▶ _What to produce_:
Search the listing below for the word "Services", and copy every line in which it turns up.

▶ _Excerpted data_:
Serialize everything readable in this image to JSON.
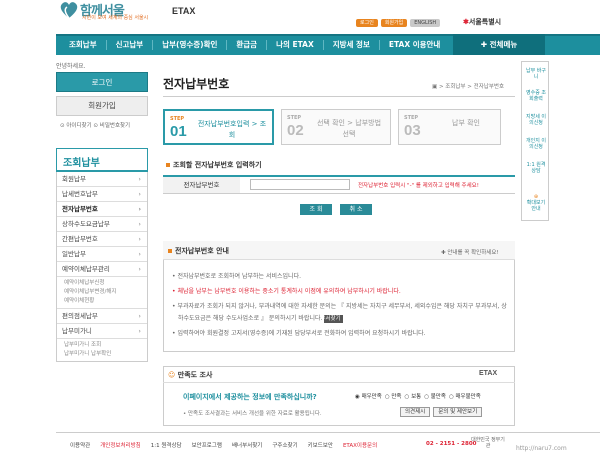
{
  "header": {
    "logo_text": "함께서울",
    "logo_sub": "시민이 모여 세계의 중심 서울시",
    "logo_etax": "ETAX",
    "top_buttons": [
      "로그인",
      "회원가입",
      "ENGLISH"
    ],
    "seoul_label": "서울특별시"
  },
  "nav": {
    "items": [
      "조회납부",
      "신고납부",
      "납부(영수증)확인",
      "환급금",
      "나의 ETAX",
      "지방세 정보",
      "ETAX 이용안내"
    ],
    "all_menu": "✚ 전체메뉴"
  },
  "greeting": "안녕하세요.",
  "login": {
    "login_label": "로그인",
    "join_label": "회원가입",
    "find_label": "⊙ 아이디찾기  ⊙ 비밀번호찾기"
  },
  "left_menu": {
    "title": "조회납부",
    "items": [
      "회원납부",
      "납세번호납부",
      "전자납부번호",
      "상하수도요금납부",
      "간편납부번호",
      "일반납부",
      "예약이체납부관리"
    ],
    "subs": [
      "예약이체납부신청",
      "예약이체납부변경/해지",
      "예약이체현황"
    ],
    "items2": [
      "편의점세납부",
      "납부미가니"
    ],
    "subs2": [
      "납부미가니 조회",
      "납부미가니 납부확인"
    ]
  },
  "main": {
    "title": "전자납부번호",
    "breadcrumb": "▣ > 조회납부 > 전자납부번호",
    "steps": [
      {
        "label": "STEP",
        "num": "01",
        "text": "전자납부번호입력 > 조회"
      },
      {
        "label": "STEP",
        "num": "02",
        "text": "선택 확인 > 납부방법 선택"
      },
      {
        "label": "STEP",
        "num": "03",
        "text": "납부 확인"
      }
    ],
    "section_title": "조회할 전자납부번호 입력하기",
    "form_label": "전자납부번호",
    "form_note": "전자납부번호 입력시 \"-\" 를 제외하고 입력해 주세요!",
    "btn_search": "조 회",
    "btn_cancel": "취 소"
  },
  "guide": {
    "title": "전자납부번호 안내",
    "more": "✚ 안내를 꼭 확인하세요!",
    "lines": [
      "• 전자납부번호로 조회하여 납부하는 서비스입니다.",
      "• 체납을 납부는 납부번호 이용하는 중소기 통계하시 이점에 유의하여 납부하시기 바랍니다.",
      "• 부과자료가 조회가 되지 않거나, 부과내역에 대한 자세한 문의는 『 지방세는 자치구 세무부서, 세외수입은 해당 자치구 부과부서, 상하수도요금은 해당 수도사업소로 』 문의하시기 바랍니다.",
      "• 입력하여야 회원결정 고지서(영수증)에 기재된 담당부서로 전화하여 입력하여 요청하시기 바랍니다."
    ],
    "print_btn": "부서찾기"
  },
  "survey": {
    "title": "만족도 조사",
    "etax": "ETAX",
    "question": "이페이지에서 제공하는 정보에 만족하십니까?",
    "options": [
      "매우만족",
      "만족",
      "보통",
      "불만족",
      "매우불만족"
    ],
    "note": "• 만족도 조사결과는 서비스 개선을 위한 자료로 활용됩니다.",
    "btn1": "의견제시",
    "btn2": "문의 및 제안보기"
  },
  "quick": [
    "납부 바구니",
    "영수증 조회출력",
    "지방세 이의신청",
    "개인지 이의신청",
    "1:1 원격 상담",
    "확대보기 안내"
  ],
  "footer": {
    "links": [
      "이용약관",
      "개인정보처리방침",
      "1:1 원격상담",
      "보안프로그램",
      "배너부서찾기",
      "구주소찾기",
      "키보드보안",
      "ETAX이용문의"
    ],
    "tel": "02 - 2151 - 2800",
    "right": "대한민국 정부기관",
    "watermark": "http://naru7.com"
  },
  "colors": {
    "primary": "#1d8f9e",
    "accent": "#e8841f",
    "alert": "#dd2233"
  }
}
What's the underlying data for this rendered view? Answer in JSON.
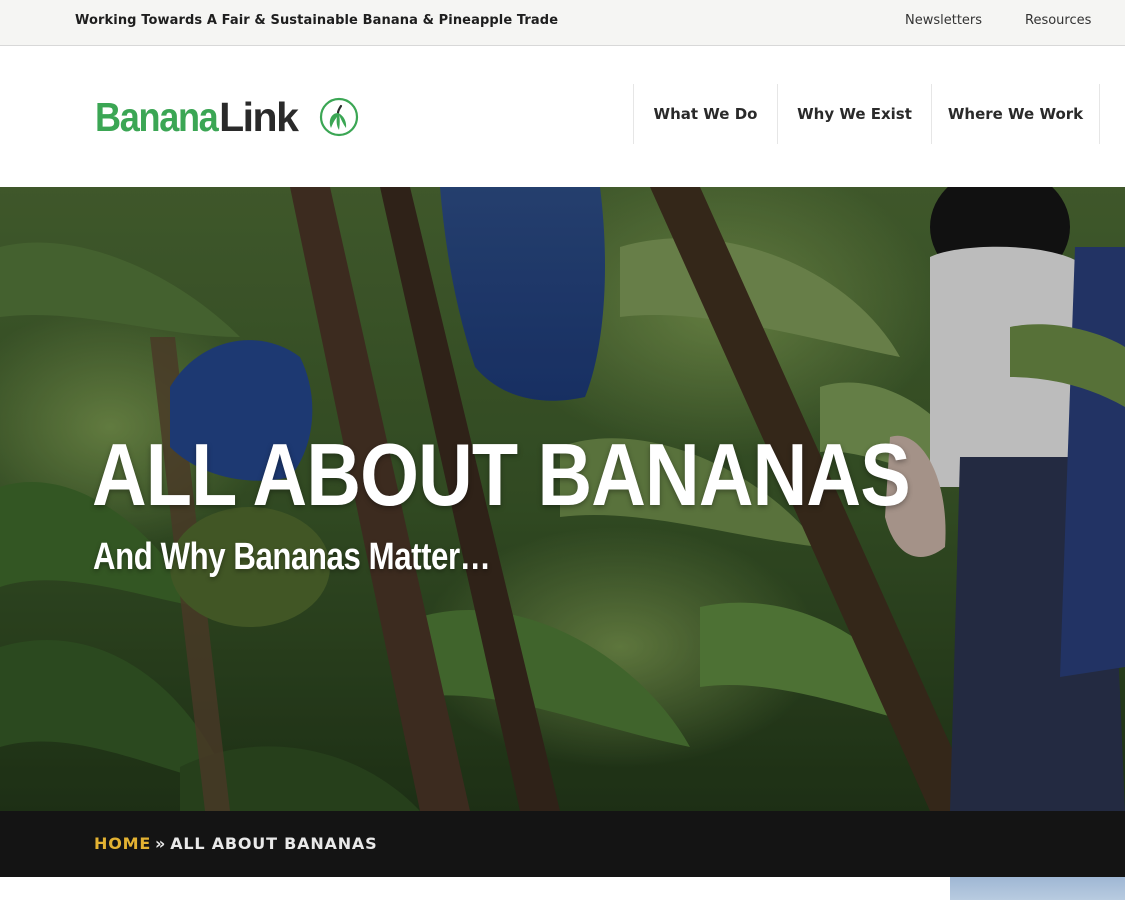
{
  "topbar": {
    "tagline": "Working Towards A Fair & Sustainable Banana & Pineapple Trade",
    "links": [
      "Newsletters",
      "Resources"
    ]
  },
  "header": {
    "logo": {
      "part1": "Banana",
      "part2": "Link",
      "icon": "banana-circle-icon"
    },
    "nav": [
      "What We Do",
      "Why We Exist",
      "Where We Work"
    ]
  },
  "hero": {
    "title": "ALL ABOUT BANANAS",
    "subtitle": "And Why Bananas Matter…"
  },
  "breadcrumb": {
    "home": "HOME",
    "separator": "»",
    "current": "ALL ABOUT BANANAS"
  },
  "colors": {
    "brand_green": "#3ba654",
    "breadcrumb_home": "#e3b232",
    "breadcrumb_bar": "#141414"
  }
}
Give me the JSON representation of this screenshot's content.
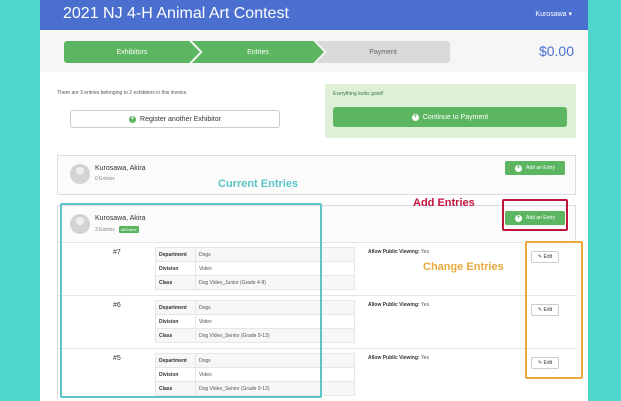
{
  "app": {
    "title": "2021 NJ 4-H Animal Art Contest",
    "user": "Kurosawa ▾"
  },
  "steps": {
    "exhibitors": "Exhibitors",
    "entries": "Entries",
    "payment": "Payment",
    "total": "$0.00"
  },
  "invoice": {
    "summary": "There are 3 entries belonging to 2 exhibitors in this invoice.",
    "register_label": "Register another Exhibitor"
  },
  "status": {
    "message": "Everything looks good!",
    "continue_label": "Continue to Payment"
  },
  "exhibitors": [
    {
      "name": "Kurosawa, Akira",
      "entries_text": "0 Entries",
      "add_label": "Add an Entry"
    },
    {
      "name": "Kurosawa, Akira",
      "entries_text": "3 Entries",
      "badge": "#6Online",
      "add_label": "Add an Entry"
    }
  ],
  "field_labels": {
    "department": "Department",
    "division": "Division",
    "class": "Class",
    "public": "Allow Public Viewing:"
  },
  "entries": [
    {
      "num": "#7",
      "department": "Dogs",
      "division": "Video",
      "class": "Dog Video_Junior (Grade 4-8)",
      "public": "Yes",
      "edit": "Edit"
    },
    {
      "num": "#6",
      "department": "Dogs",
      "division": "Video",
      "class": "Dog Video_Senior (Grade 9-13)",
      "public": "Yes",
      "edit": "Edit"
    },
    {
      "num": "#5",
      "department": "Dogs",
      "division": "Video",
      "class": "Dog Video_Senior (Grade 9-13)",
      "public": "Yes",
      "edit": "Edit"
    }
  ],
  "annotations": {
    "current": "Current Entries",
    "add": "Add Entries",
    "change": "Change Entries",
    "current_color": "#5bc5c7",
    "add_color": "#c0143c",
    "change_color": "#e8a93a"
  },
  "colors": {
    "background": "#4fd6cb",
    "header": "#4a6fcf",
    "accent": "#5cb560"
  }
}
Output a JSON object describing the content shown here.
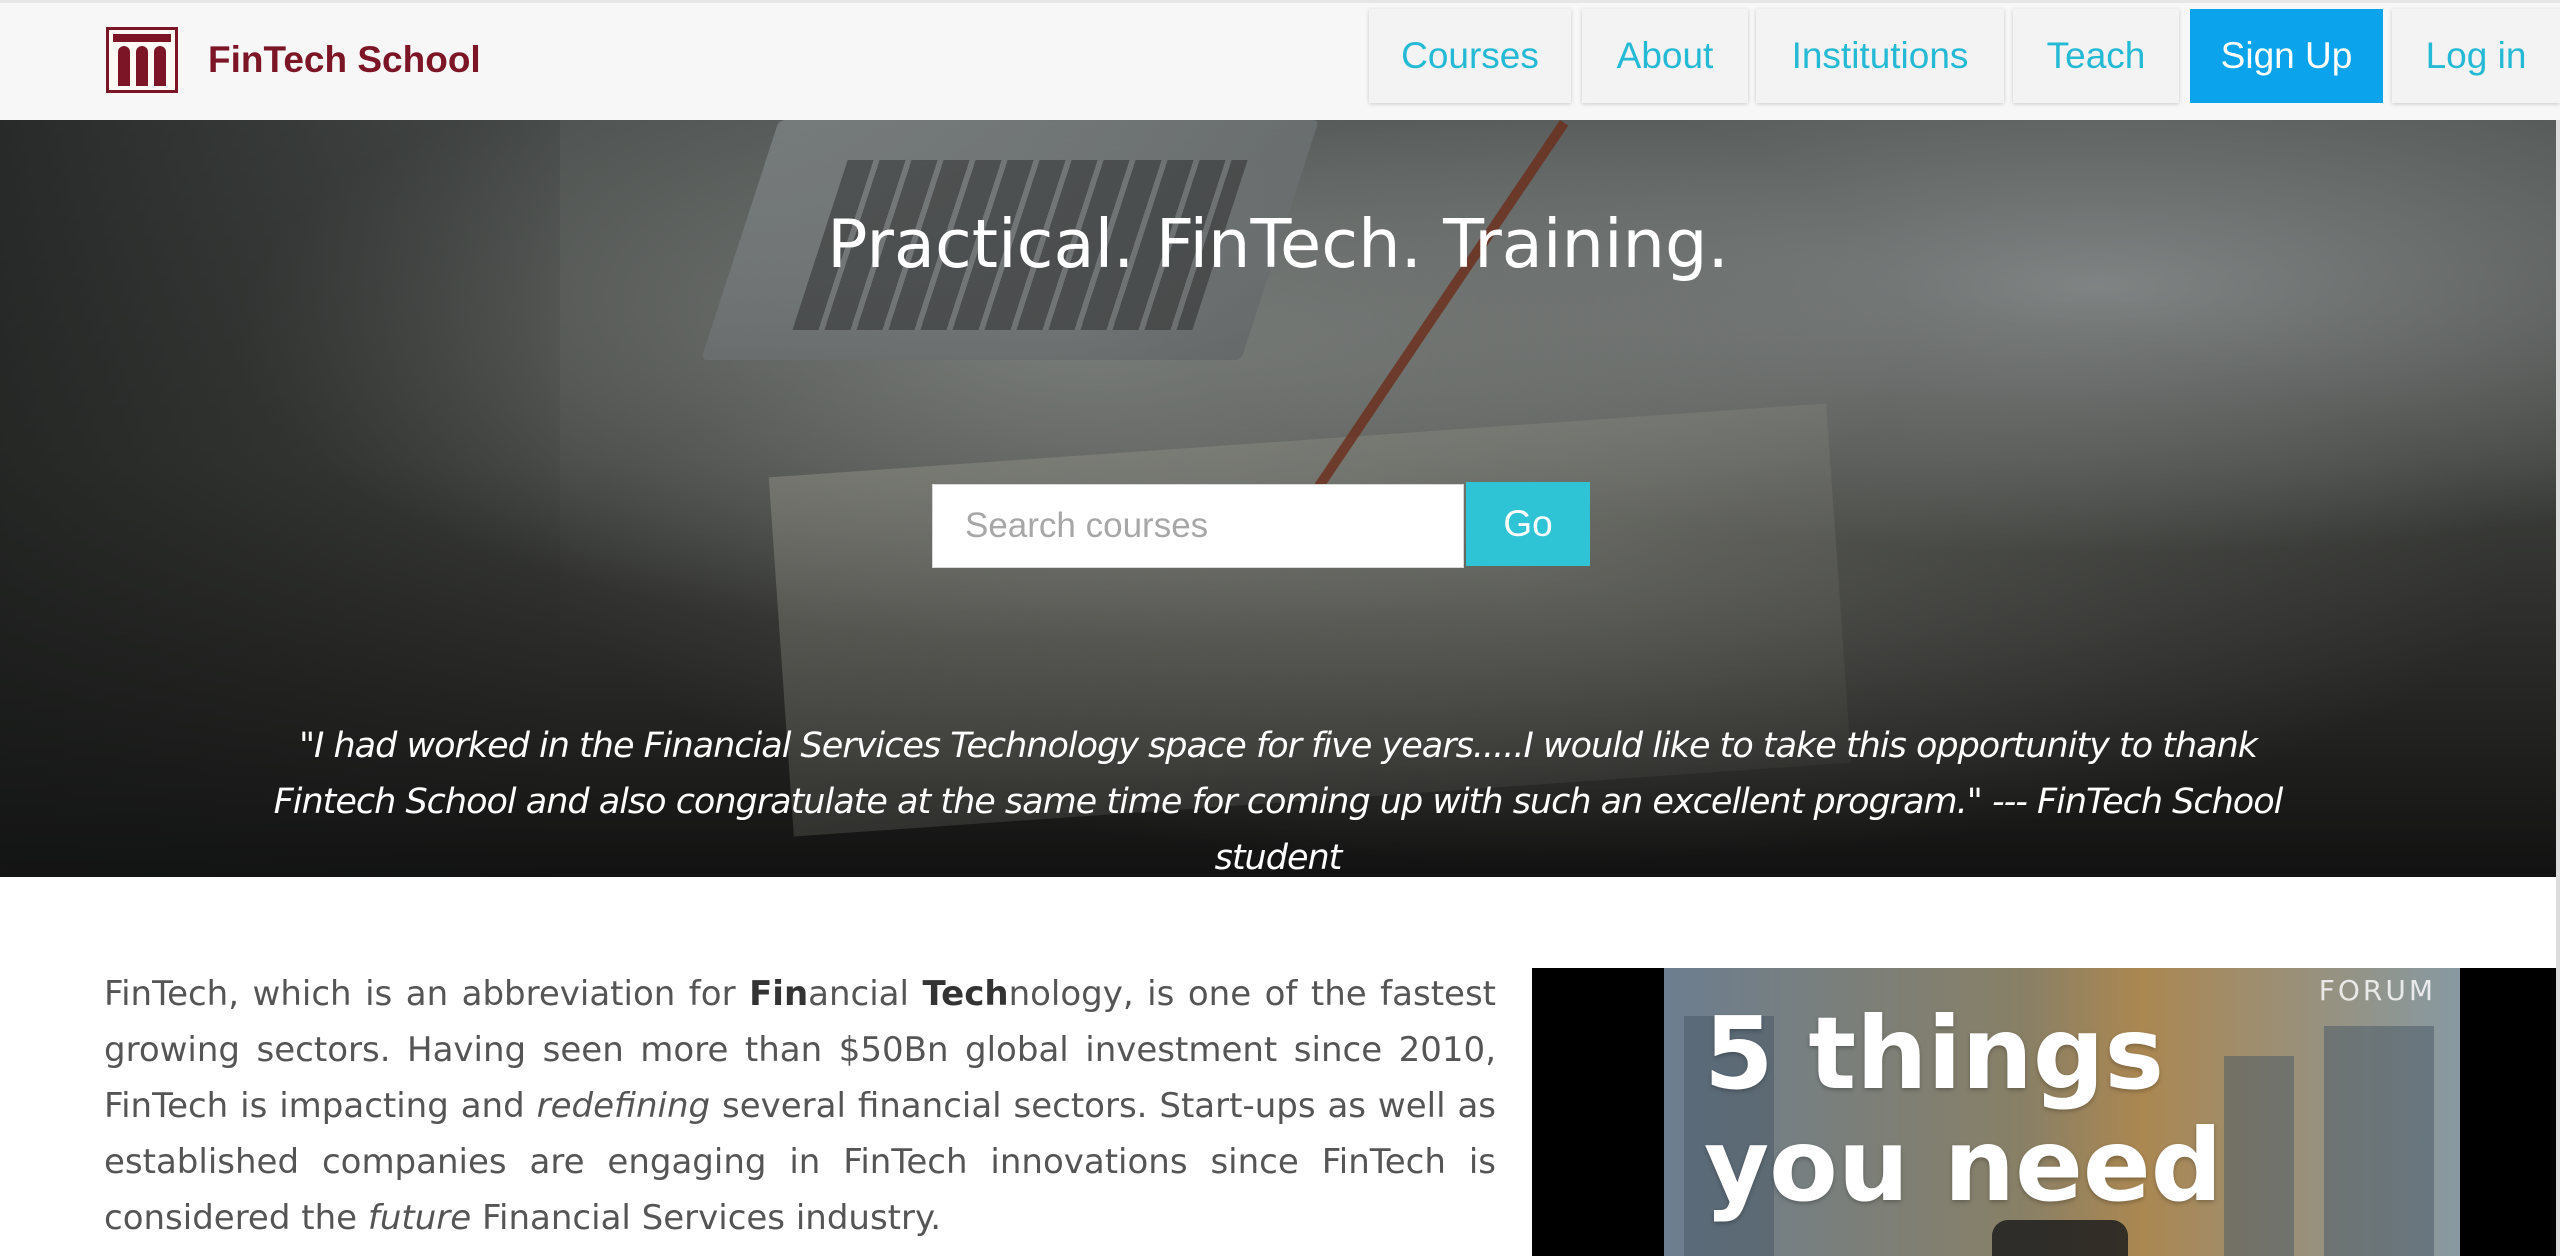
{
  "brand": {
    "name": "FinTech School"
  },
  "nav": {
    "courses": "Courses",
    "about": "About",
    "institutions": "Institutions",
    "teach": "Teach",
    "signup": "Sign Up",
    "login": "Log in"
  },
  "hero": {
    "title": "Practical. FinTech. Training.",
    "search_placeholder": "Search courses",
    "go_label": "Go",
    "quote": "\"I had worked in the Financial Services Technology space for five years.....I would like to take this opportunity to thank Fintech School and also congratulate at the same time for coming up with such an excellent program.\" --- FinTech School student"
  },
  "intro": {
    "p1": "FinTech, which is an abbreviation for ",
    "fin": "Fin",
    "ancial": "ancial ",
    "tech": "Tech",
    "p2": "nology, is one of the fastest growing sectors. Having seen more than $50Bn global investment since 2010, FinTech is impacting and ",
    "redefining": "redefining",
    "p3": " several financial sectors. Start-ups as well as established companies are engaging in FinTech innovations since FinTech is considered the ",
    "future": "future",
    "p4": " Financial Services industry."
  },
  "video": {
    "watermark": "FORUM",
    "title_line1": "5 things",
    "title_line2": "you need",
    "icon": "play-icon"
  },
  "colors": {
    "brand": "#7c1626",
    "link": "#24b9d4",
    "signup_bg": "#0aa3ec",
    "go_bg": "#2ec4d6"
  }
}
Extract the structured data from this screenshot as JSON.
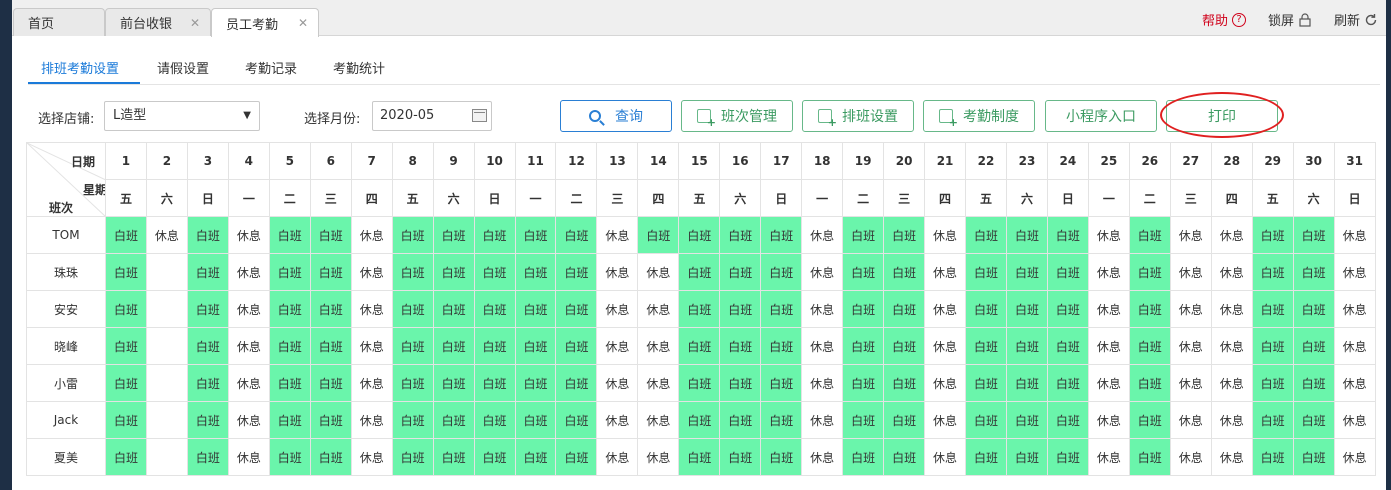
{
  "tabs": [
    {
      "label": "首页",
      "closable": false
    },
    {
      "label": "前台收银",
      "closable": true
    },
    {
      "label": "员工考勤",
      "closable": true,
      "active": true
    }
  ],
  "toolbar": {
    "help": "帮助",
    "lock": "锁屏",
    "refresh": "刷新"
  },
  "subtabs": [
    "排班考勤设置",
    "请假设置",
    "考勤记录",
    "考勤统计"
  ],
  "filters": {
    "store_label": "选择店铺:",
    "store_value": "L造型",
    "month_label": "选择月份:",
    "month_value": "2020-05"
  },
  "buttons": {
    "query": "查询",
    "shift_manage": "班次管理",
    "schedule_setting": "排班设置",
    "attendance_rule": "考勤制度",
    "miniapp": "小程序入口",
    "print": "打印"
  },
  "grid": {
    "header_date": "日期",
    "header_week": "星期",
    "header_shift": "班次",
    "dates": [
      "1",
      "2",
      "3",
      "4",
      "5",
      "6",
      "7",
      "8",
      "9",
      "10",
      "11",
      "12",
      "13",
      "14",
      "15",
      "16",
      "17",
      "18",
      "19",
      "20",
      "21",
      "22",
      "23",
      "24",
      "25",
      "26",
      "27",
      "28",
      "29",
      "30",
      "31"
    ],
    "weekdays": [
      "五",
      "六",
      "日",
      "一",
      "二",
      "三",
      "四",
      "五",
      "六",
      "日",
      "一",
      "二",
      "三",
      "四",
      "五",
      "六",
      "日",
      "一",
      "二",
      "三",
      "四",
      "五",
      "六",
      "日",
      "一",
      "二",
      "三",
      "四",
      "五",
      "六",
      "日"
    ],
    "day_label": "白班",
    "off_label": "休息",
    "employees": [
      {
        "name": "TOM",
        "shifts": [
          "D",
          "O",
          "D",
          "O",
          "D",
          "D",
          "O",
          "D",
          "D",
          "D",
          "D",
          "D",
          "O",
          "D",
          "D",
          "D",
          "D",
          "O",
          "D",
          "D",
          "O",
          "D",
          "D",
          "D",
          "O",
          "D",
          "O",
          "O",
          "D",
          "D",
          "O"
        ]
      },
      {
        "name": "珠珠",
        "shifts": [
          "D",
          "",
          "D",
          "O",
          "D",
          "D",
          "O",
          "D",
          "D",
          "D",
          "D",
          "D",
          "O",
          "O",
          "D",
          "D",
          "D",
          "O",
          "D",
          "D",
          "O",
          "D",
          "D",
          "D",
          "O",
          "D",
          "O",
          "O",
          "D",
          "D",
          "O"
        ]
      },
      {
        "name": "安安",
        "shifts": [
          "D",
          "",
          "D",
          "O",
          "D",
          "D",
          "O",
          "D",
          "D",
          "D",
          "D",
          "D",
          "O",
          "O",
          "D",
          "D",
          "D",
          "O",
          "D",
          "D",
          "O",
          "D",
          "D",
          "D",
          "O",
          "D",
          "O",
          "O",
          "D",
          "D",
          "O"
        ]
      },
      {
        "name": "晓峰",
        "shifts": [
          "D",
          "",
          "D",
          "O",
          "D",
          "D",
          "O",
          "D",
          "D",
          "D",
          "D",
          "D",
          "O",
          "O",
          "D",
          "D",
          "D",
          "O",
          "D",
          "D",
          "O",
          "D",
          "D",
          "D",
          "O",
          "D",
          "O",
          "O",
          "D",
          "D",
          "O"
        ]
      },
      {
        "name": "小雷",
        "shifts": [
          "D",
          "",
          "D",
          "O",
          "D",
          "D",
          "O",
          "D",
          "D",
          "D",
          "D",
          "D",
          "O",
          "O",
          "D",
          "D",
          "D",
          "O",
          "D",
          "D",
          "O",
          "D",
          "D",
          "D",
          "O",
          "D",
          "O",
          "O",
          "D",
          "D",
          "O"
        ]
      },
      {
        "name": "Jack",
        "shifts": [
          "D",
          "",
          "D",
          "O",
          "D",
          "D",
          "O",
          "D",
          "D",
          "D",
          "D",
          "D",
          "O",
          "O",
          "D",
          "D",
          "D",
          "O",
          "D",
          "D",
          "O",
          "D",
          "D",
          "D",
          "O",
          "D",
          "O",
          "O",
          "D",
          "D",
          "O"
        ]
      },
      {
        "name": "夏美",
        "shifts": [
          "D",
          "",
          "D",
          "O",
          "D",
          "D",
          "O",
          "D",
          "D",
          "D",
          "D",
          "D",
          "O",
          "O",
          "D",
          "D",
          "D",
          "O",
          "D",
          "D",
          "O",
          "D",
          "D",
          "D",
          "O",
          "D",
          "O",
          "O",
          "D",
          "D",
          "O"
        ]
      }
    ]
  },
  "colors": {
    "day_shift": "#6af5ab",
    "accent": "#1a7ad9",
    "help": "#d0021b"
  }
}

▶ _Output of the task_:
    "quote": "\"I had worked in the Financial Services Technology space for five years.....I would like to take this opportunity to thank Fintech School and also congratulate at the same time for coming up with such an excellent program.\" --- FinTech School student"
    "p4": " Financial Services industry."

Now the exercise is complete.